REQUIRED ACTION
Read the data below. Every line holding the string "feel" must be copied.

Collection entries
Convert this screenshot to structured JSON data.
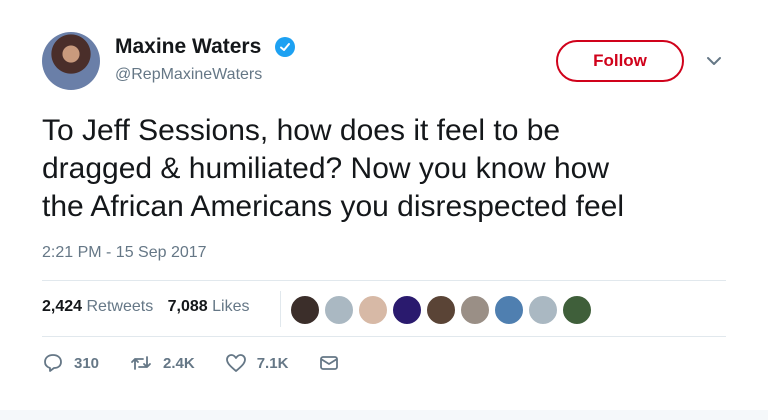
{
  "user": {
    "display_name": "Maxine Waters",
    "handle": "@RepMaxineWaters"
  },
  "follow_button": {
    "label": "Follow"
  },
  "tweet": {
    "text_lines": [
      "To Jeff Sessions, how does it feel to be",
      "dragged & humiliated? Now you know how",
      "the African Americans you disrespected feel"
    ],
    "timestamp": "2:21 PM - 15 Sep 2017"
  },
  "stats": {
    "retweets_count": "2,424",
    "retweets_label": "Retweets",
    "likes_count": "7,088",
    "likes_label": "Likes"
  },
  "likers": [
    {
      "color": "#3b2e2a"
    },
    {
      "color": "#aab8c2"
    },
    {
      "color": "#d7b9a6"
    },
    {
      "color": "#2a1a6e"
    },
    {
      "color": "#5a4436"
    },
    {
      "color": "#9a8f86"
    },
    {
      "color": "#4f7fb0"
    },
    {
      "color": "#aab8c2"
    },
    {
      "color": "#3f5f3a"
    }
  ],
  "actions": {
    "replies": "310",
    "retweets": "2.4K",
    "likes": "7.1K"
  },
  "colors": {
    "follow_red": "#d0021b",
    "verified_blue": "#1da1f2",
    "secondary_text": "#657786"
  }
}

WRITTEN REPLY
      "To Jeff Sessions, how does it feel to be",
      "the African Americans you disrespected feel"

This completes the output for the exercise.